- DATASET EXTRACT -
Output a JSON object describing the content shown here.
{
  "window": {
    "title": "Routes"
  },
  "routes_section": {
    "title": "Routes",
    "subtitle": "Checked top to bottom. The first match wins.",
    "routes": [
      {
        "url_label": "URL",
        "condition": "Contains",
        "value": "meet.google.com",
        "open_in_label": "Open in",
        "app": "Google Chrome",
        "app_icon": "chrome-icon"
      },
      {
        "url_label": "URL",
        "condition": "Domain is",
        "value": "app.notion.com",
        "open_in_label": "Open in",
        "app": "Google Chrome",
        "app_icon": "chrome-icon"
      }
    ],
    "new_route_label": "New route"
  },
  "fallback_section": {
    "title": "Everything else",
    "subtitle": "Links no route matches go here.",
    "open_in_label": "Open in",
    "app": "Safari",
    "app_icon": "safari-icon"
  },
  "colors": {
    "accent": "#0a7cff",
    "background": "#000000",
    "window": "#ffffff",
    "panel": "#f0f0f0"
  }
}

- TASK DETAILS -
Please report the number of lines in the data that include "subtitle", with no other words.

- RESULT OF THE EXERCISE -
2